NYC Department of Education accuses Orthodox Jewish schools of failing students, even though they score higher than public schools

New York City has accused Orthodox Jewish, or yeshiva, schools of not adequately educating their students in “secular” topics.

After an eight-year investigation, the NYC Department of…

New York City has accused Orthodox Jewish, or yeshiva, schools of not adequately educating their students in “secular” topics.

After an eight-year investigation, the NYC Department of Education decided 18 yeshiva schools failed to provide an education that is “substantially equivalent” to public schools, particularly in the subjects of math, English, history, and social studies.

The yeshiva schools have 1-2 years to meet the state’s standard, though some of them are resisting the government interference.

However, some government officials and the Jewish community are coming to their defense.  

City Councilman Kalman Yeger praised yeshivas by contrasting them with NYC’s lackluster public schools. 

“Look at our kids that are coming out of yeshivas. Look at the kids that are coming out of the public school system and then ask yourself, really, is the yeshiva system failing?” Yeger said in 2022. “What I’ll also say is what you don’t have in the yeshiva system and you do have in the public school system is rampant cheating.”  

Critics claim that yeshiva schools doom their students to have poor English languages skills and live in a cycle of poverty, despite being reportedly “flushed” with public funding.  

But both claims appear false.  

It’s true that yeshiva schools have received $1 billion over the last four years, which the Heritage Foundation calculates to $2,500 to $5,000 per student – mere fractions of what NYC spends on its own students.  

“Compared to the public schools, the yeshivas barely receive a drop in the bucket,” Heritage concluded.  

The average per-pupil funding in the state of New York is $25,000. In NYC, per-pupil K-12 funding will soon exceed $40,000 – more than the annual average tuition for a private university. 

And yeshiva schools don’t seem to be perpetuating a cycle of poverty, either. A study from 2021 revealed that Haredi – or Orthodox Jewish – households have a median income of $136,000. And two-thirds of families make more than $100,000 annually. 

What are yeshiva schools?  

Yeshiva schools are focused on the study of Rabbinic literature. They can be elementary, secondary, or post-secondary institutions.  
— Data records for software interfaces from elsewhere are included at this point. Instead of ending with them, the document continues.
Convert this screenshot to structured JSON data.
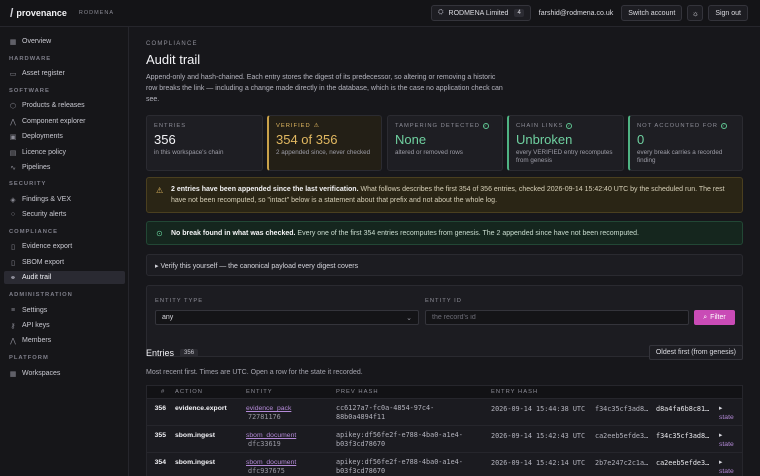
{
  "topbar": {
    "brand_slash": "/",
    "brand_name": "provenance",
    "org_label": "RODMENA",
    "org_name": "RODMENA Limited",
    "org_count": "4",
    "email": "farshid@rodmena.co.uk",
    "switch_account": "Switch account",
    "sign_out": "Sign out"
  },
  "sidebar": {
    "overview": "Overview",
    "hardware": "HARDWARE",
    "asset_register": "Asset register",
    "software": "SOFTWARE",
    "products_releases": "Products & releases",
    "component_explorer": "Component explorer",
    "deployments": "Deployments",
    "licence_policy": "Licence policy",
    "pipelines": "Pipelines",
    "security": "SECURITY",
    "findings_vex": "Findings & VEX",
    "security_alerts": "Security alerts",
    "compliance": "COMPLIANCE",
    "evidence_export": "Evidence export",
    "sbom_export": "SBOM export",
    "audit_trail": "Audit trail",
    "administration": "ADMINISTRATION",
    "settings": "Settings",
    "api_keys": "API keys",
    "members": "Members",
    "platform": "PLATFORM",
    "workspaces": "Workspaces"
  },
  "page": {
    "eyebrow": "COMPLIANCE",
    "title": "Audit trail",
    "description": "Append-only and hash-chained. Each entry stores the digest of its predecessor, so altering or removing a historic row breaks the link — including a change made directly in the database, which is the case no application check can see."
  },
  "stats": {
    "entries_label": "ENTRIES",
    "entries_value": "356",
    "entries_sub": "in this workspace's chain",
    "verified_label": "VERIFIED",
    "verified_value": "354 of 356",
    "verified_sub": "2 appended since, never checked",
    "tampering_label": "TAMPERING DETECTED",
    "tampering_value": "None",
    "tampering_sub": "altered or removed rows",
    "chain_label": "CHAIN LINKS",
    "chain_value": "Unbroken",
    "chain_sub": "every VERIFIED entry recomputes from genesis",
    "unaccounted_label": "NOT ACCOUNTED FOR",
    "unaccounted_value": "0",
    "unaccounted_sub": "every break carries a recorded finding"
  },
  "alerts": {
    "warn_bold": "2 entries have been appended since the last verification.",
    "warn_text": " What follows describes the first 354 of 356 entries, checked 2026-09-14 15:42:40 UTC by the scheduled run. The rest have not been recomputed, so \"intact\" below is a statement about that prefix and not about the whole log.",
    "good_bold": "No break found in what was checked.",
    "good_text": " Every one of the first 354 entries recomputes from genesis. The 2 appended since have not been recomputed."
  },
  "details": {
    "summary": "▸ Verify this yourself — the canonical payload every digest covers"
  },
  "filter": {
    "entity_type_label": "ENTITY TYPE",
    "entity_type_value": "any",
    "entity_id_label": "ENTITY ID",
    "entity_id_placeholder": "the record's id",
    "filter_button": "Filter"
  },
  "entries": {
    "title": "Entries",
    "count": "356",
    "sort_button": "Oldest first (from genesis)",
    "note": "Most recent first. Times are UTC. Open a row for the state it recorded."
  },
  "table": {
    "headers": [
      "#",
      "ACTION",
      "ENTITY",
      "PREV HASH",
      "ENTRY HASH"
    ],
    "rows": [
      {
        "num": "356",
        "action": "evidence.export",
        "entity_name": "evidence_pack",
        "entity_id": "72781176",
        "prev_hash_1": "cc6127a7-fc0a-4854-97c4-",
        "prev_hash_2": "88b0a4894f11",
        "timestamp": "2026-09-14 15:44:38 UTC",
        "hash_a": "f34c35cf3ad8…",
        "hash_b": "d8a4fa6b8c81…",
        "state_arrow": "▸",
        "state": "state"
      },
      {
        "num": "355",
        "action": "sbom.ingest",
        "entity_name": "sbom_document",
        "entity_id": "dfc33619",
        "prev_hash_1": "apikey:df56fe2f-e788-4ba0-a1e4-",
        "prev_hash_2": "b03f3cd78670",
        "timestamp": "2026-09-14 15:42:43 UTC",
        "hash_a": "ca2eeb5efde3…",
        "hash_b": "f34c35cf3ad8…",
        "state_arrow": "▸",
        "state": "state"
      },
      {
        "num": "354",
        "action": "sbom.ingest",
        "entity_name": "sbom_document",
        "entity_id": "dfc937675",
        "prev_hash_1": "apikey:df56fe2f-e788-4ba0-a1e4-",
        "prev_hash_2": "b03f3cd78670",
        "timestamp": "2026-09-14 15:42:14 UTC",
        "hash_a": "2b7e247c2c1a…",
        "hash_b": "ca2eeb5efde3…",
        "state_arrow": "▸",
        "state": "state"
      }
    ]
  },
  "colors": {
    "accent": "#c94bb6",
    "warning": "#e1b861",
    "success": "#5fc592",
    "link": "#b48ad8"
  }
}
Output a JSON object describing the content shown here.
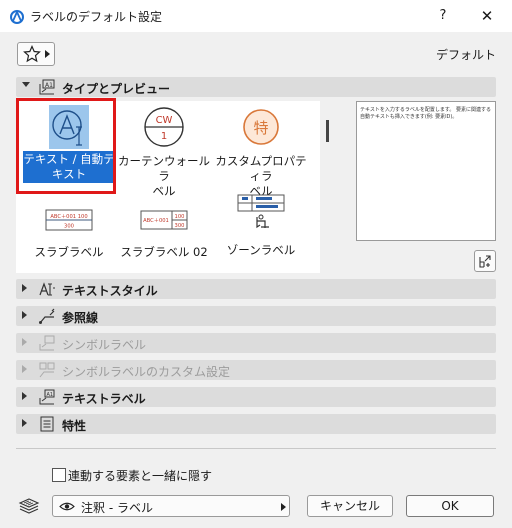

“Let’s evaluate the quality of a Yeshiva education. Hasidic boys as young as nine years old attend school for nearly 10 hours a day during school days which is substantially longer than public school students,” Yossi Gestetner, co-founder of the Orthodox Jewish Public Affairs Council, wrote in 2019.  

“Judaic studies in Yeshiva encompass the disciplines of history, geography, and mathematics,” Gestetner continued. “Later in the day, Yeshiva curriculum includes English instruction and science. Those subjects are taught in multiple languages including Hebrew, Yiddish and English. As such, Yeshiva students are exposed to the core topics required to earn a General Equivalency Diploma (GED).”  

Not every yeshiva school meets the general standard of academic rigor, just as some public schools nationwide often fall short of teaching their own students the very basics of English and math. 

Recent data revealed only 38% of New York’s students are proficient in English and just 34% are proficient in math. 

And while the state is pointing the finger at yeshiva schools for allegedly failing their students, yeshiva advocates are pointing at the public school system.  

“If you want to talk about equivalency, we should talk about the public school system being unable to measure up to the standards of the yeshiva system,” said state Assemblyman Simcha Eichenstein, D-District 48, who is a graduate of yeshiva schools. 

As recently as 2018, yeshiva schools were shown to far outscore NYC public schools, reported The Jewish Press. 

Moshe Krakowski, an expert in American Haredi education and culture, acknowledges that yeshiva schools put a lesser emphasis on “secular” topics than public schools.  

But, he argues, the benefits of a yeshiva education are extraordinary.  

“Pragmatically speaking, which best prepares students for future success?” Krakowski asks. “Even given [yeshiva] schools’ acknowledged limits in secular instruction, I’d be hard pressed to pick the secular track.  

“The critical thinking, textual analysis, reading comprehension, argumentation skills; the historical knowledge, the foreign language acquisition, the legal concepts; indeed, the Jewish culture, tradition, and ethical behavior … embedded in these schools’ religious study are genuinely remarkable.”